**** ENTRIES SUPPLIED

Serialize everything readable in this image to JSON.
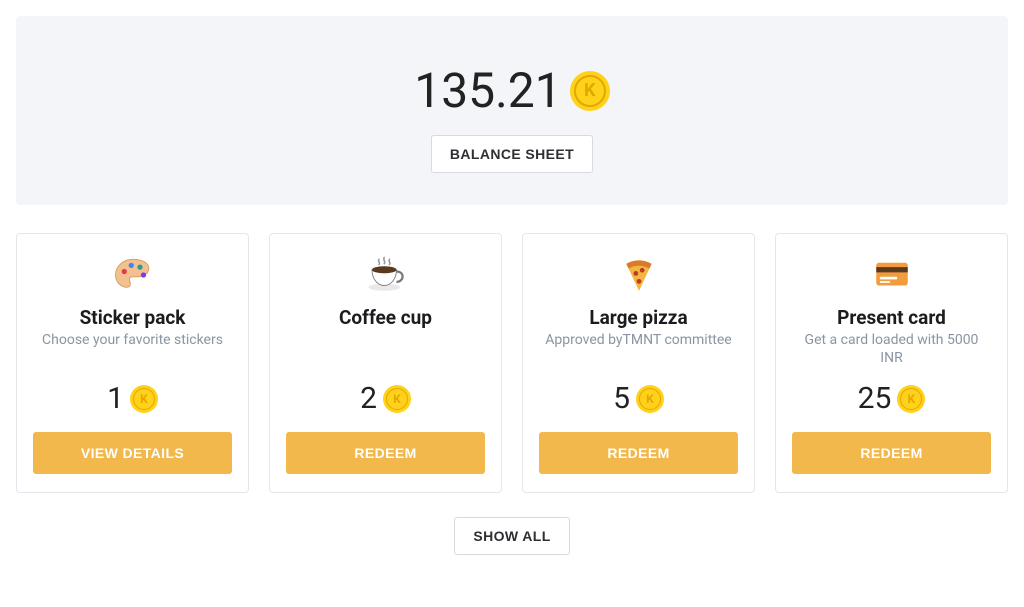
{
  "balance": {
    "amount": "135.21",
    "action_label": "BALANCE SHEET"
  },
  "rewards": [
    {
      "id": "sticker-pack",
      "title": "Sticker pack",
      "description": "Choose your favorite stickers",
      "price": "1",
      "action_label": "VIEW DETAILS",
      "icon": "palette"
    },
    {
      "id": "coffee-cup",
      "title": "Coffee cup",
      "description": "",
      "price": "2",
      "action_label": "REDEEM",
      "icon": "coffee"
    },
    {
      "id": "large-pizza",
      "title": "Large pizza",
      "description": "Approved byTMNT committee",
      "price": "5",
      "action_label": "REDEEM",
      "icon": "pizza"
    },
    {
      "id": "present-card",
      "title": "Present card",
      "description": "Get a card loaded with 5000 INR",
      "price": "25",
      "action_label": "REDEEM",
      "icon": "card"
    }
  ],
  "footer": {
    "show_all_label": "SHOW ALL"
  }
}
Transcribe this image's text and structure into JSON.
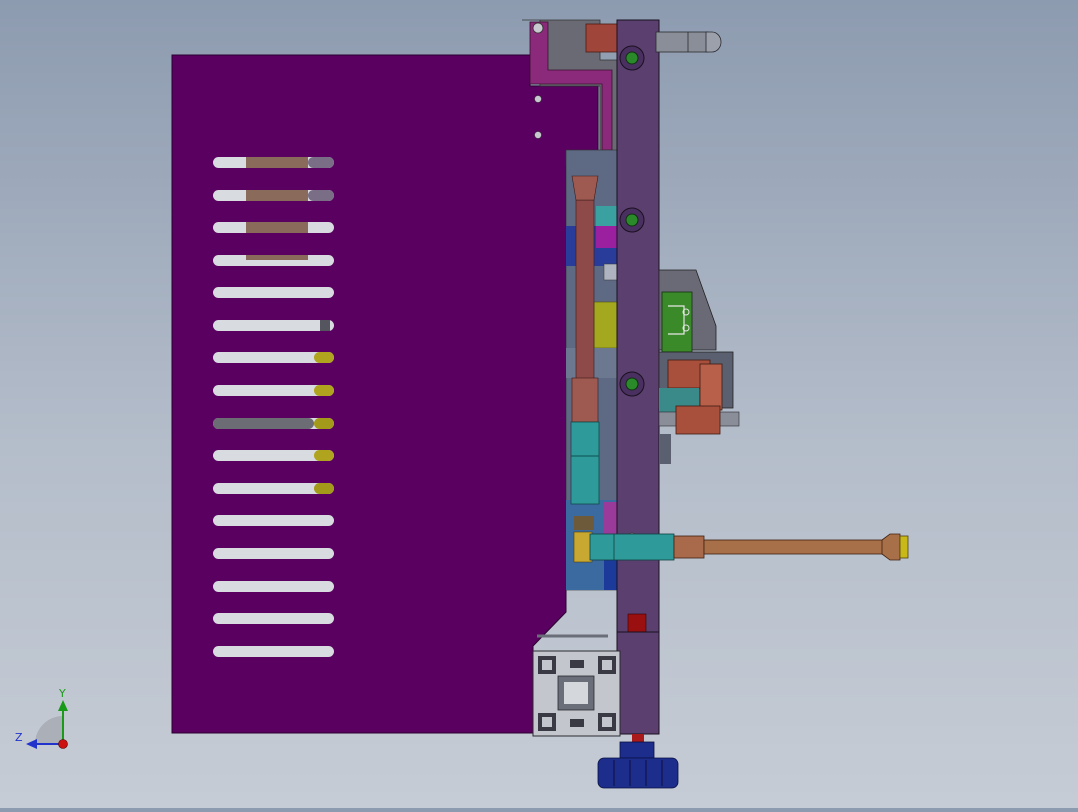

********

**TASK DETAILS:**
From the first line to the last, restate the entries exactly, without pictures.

**RESPONSE TO THE TASK:**
Serialize everything readable in this image to JSON.
{
  "balance": {
    "amount": "135.21",
    "action_label": "BALANCE SHEET"
  },
  "rewards": [
    {
      "id": "sticker-pack",
      "title": "Sticker pack",
      "description": "Choose your favorite stickers",
      "price": "1",
      "action_label": "VIEW DETAILS",
      "icon": "palette"
    },
    {
      "id": "coffee-cup",
      "title": "Coffee cup",
      "description": "",
      "price": "2",
      "action_label": "REDEEM",
      "icon": "coffee"
    },
    {
      "id": "large-pizza",
      "title": "Large pizza",
      "description": "Approved byTMNT committee",
      "price": "5",
      "action_label": "REDEEM",
      "icon": "pizza"
    },
    {
      "id": "present-card",
      "title": "Present card",
      "description": "Get a card loaded with 5000 INR",
      "price": "25",
      "action_label": "REDEEM",
      "icon": "card"
    }
  ],
  "footer": {
    "show_all_label": "SHOW ALL"
  }
}
Transcribe this image's text and structure into JSON.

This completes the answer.